Saying "President’s Day" infers that the day belongs to a singular president, such as George Washington or Abraham Lincoln, whose birthdays are the basis for the holiday. On the other hand, referring to it as "Presidents’ Day" means that the day belongs to all of the presidents—that it’s their day collectively. Finally, calling the day "Presidents Day"—plural with no apostrophe—would indicate that we’re honoring all POTUSes past and present (yes, even Andrew Johnson), but that no one president actually owns the day.

You would think that in the nearly 140 years since "Washington’s Birthday" was declared a holiday in 1879, someone would have officially declared a way to spell the day. But in fact, even the White House itself hasn’t chosen a single variation for its style guide. They spelled it “President’s Day” here and “Presidents’ Day” here.

Wikimedia Commons // Public Domain

Maybe that indecision comes from the fact that Presidents Day isn’t even a federal holiday. The federal holiday is technically still called “Washington’s Birthday,” and states can choose to call it whatever they want. Some states, like Iowa, don’t officially acknowledge the day at all. And the location of the punctuation mark is a moot point when individual states choose to call it something else entirely, like “George Washington’s Birthday and Daisy Gatson Bates Day” in Arkansas, or “Birthdays of George Washington/Thomas Jefferson” in Alabama. (Alabama loves to split birthday celebrations, by the way; the third Monday in January celebrates both Martin Luther King, Jr., and Robert E. Lee.)

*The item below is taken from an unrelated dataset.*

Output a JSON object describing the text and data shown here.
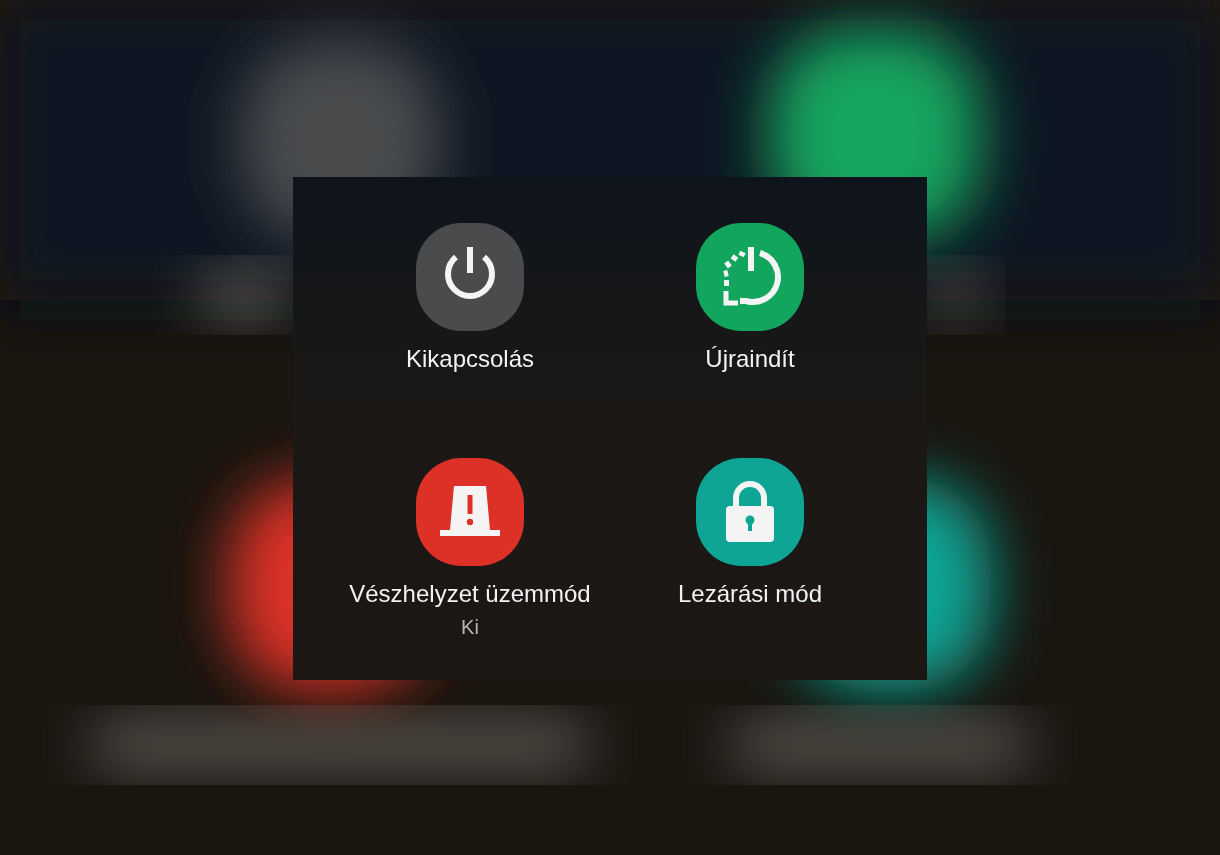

You can look to official grammar sources to declare the right way, but even they don’t agree. The AP Stylebook prefers “Presidents Day,” while Chicago Style uses “Presidents’ Day.”

The bottom line: There’s no rhyme or reason to any of it. Go with what feels right. And even then, if you’re in one of those states that has chosen to spell it “President’s Day”—Washington, for example—and you use one of the grammar book stylings instead, you’re still technically wrong.

Have you got a Big Question you'd like us to answer? If so, let us know by emailing us at

Here's the Right Way to Pronounce Kitchenware Brand Le Creuset

If you were never quite sure how to pronounce the name of beloved French kitchenware brand Le Creuset, don't fret: For the longest time, southern chef, author, and PBS personality Vivian Howard wasn't sure either.

In this video from Le Creuset, shared by Food & Wine, Howard prepares to sear some meat in her bright orange Le Creuset pot and explains, "For the longest time I had such a crush on them but I could never verbalize it because I didn’t know how to say it and I was so afraid of sounding like a big old redneck." Listen closely as she demonstrates the official, Le Creuset-endorsed pronunciation at 0:51.

Le Creuset is known for its colorful, cast-iron cookware, which is revered by pro chefs and home cooks everywhere. The company first introduced their durable pots to the world in 1925. Especially popular are their Dutch ovens, which are thick cast-iron pots that have been around since the 18th century and are used for slow-cooking dishes like roasts, stews, and casseroles.

[h/t Food & Wine]


More from mental floss studios